Santalum Album, or Indian Sandalwood, is a threatened species. It is indigenous to South India, and grows in the Western Ghats and a few other mountain ranges such as the Kalrayan and Shevaroy Hills. Sandalwood from the Mysore region of Karnataka (formerly Mysore), and marayoor forest in Kerala, southern India, is high in quality. New plantations were created with international aid in Tamil Nadu for economic exploitation.
Sandalwood is expensive enough so that, unlike most trees, it is harvested by removing the entire tree instead of sawing it down at the trunk close to ground level. This way, wood from the stump and root can also be used.
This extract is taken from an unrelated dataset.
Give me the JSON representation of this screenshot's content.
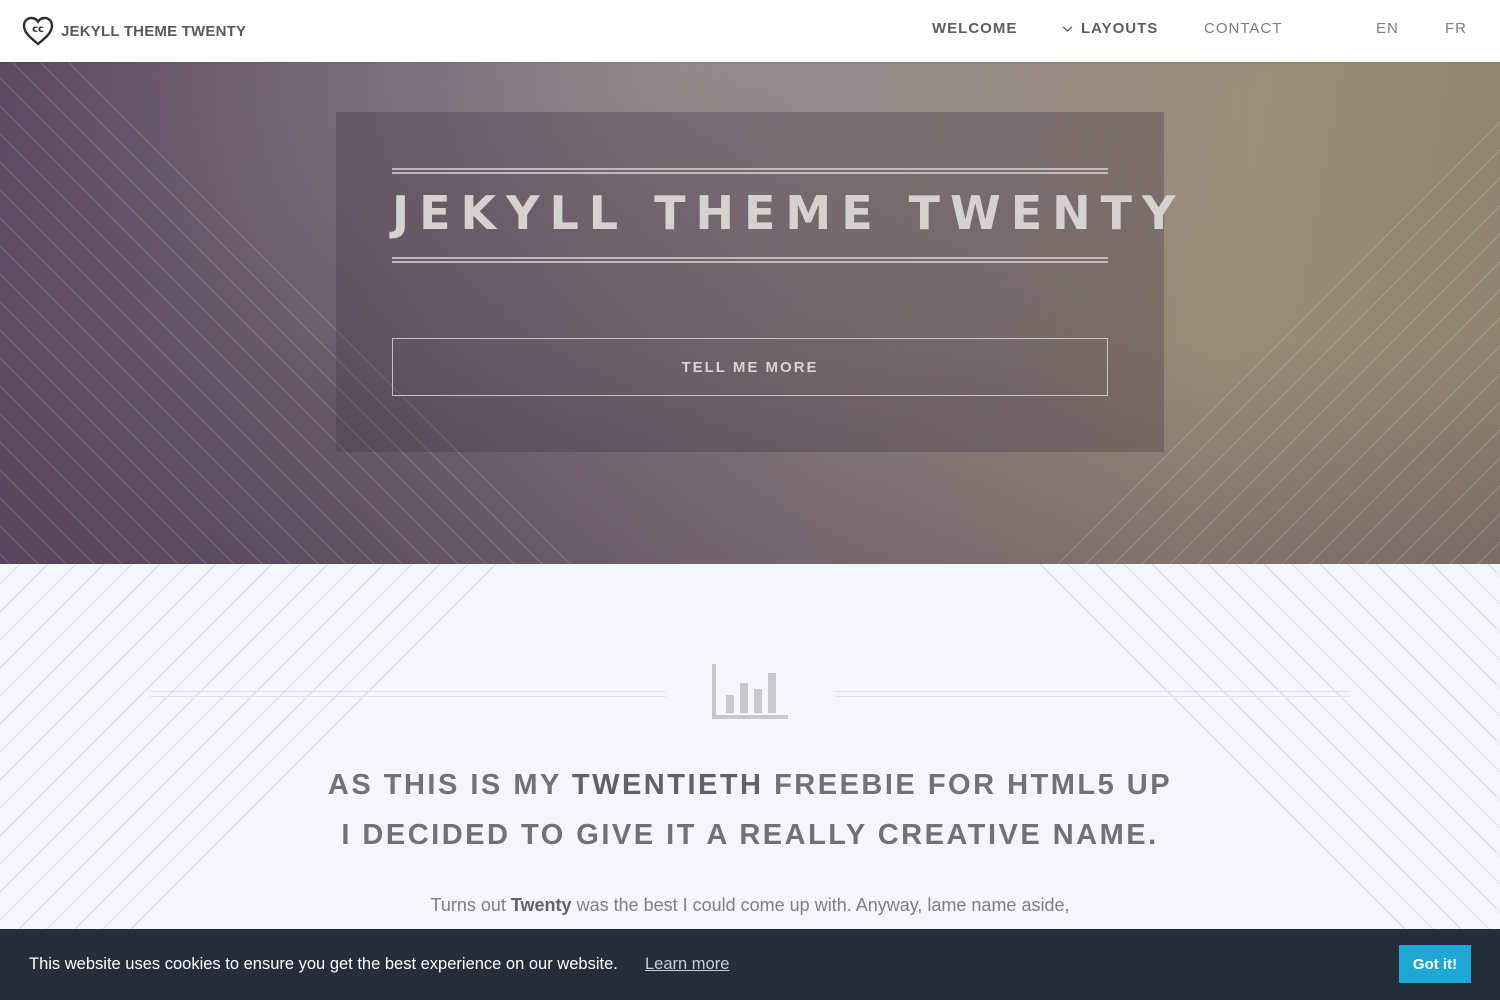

Sandalwood has a distinctive soft, warm, smooth, creamy and milky precious-wood scent. It imparts a long-lasting, woody base to perfumes from the oriental, woody, fougre, and chypre families, as well as a fixative to floral and citrus fragrances.